+++ Record set

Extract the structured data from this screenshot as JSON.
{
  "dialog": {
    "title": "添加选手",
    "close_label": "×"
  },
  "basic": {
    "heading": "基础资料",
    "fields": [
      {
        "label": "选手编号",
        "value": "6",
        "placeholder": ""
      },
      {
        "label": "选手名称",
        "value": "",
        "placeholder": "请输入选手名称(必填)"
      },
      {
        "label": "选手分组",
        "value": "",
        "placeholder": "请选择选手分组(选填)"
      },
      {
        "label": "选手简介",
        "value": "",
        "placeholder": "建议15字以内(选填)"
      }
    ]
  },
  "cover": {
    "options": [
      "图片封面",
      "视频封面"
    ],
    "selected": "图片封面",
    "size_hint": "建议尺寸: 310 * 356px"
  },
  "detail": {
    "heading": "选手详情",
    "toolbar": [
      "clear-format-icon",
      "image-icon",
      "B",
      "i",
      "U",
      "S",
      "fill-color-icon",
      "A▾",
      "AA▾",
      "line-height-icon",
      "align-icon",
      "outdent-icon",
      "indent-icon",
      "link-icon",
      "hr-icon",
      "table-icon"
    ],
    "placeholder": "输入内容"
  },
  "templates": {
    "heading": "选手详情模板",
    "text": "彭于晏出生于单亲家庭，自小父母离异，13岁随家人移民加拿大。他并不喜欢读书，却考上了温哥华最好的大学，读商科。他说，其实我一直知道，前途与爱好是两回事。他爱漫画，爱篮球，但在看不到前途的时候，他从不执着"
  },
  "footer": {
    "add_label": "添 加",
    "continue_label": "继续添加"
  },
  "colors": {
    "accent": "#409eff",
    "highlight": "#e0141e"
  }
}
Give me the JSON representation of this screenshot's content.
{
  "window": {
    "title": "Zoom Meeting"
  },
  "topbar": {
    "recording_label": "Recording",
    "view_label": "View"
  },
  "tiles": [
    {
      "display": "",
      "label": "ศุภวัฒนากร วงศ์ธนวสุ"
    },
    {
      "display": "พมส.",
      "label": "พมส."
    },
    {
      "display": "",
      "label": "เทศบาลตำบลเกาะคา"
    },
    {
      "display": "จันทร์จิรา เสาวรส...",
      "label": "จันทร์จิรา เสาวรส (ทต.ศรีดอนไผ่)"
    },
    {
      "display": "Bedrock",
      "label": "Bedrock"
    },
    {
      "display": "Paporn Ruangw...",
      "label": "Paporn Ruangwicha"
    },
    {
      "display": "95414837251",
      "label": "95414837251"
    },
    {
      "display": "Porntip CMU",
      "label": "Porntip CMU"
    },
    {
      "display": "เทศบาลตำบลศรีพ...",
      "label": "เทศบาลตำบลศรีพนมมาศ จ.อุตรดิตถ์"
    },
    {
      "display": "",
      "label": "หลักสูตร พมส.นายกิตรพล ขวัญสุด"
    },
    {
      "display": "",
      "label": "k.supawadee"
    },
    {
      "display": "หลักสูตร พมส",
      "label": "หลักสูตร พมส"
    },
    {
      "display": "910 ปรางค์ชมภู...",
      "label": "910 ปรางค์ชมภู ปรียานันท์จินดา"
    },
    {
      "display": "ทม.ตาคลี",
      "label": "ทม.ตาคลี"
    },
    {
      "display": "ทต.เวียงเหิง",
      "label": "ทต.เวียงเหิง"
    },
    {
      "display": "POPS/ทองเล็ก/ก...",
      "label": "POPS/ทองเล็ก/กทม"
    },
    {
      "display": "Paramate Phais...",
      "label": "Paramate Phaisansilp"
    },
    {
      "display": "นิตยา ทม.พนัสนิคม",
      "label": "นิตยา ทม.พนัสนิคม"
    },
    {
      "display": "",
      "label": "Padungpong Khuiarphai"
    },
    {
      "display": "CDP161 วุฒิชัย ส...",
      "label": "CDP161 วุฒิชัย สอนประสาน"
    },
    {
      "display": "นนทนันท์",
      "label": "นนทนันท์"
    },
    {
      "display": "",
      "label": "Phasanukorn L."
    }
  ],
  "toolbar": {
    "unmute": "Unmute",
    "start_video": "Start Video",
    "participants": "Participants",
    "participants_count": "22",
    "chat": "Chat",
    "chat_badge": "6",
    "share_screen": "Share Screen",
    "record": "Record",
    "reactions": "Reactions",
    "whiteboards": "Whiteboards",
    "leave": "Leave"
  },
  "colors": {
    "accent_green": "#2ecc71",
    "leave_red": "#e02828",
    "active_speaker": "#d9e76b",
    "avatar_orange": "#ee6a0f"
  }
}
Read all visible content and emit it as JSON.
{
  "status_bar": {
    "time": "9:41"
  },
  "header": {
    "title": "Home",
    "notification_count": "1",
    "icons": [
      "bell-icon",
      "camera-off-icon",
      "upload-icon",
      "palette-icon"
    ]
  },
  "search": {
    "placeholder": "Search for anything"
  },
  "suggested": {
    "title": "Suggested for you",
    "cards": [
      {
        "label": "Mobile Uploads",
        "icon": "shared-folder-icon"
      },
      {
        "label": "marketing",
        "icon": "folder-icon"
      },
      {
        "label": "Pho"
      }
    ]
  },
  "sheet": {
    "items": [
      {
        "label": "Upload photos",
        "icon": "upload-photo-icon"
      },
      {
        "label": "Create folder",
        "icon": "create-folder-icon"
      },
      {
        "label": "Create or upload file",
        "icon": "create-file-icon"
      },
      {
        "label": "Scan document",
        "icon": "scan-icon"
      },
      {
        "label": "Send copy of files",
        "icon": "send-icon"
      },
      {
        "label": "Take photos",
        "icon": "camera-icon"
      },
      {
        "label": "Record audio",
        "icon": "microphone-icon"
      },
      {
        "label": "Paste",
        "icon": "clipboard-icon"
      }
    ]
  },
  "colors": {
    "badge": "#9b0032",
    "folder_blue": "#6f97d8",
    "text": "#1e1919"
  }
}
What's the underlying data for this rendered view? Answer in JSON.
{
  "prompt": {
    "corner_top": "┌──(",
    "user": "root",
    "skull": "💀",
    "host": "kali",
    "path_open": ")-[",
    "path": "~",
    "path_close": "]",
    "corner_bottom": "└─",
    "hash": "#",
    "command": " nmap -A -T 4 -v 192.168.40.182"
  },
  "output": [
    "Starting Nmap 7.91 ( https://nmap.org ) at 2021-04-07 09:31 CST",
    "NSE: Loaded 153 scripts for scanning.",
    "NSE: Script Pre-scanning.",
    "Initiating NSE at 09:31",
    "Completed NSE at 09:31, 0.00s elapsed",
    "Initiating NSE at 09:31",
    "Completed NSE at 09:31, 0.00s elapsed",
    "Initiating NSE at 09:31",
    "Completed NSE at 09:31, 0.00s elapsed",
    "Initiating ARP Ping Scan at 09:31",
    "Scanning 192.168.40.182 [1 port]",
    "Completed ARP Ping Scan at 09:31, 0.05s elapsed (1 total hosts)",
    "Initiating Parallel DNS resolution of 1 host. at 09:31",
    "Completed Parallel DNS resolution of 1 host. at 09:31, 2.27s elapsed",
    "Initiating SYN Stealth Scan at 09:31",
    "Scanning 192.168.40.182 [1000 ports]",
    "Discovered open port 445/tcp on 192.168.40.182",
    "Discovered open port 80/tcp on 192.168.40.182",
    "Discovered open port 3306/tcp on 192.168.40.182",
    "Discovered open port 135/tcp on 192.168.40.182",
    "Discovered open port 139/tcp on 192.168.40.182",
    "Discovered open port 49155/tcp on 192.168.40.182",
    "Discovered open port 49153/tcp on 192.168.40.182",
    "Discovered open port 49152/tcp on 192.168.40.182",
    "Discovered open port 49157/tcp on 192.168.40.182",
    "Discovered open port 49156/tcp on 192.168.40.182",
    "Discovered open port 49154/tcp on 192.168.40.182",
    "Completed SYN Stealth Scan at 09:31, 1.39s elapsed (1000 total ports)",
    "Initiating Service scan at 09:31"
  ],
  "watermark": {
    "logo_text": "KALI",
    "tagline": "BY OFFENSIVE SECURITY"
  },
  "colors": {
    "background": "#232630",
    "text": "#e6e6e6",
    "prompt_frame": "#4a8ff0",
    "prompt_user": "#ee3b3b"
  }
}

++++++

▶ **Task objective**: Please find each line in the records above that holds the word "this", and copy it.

▶ **Finished exercise**:
Extract the structured data from this screenshot as JSON.
Give me the JSON representation of this screenshot's content.
What's the underlying data for this rendered view? Answer in JSON.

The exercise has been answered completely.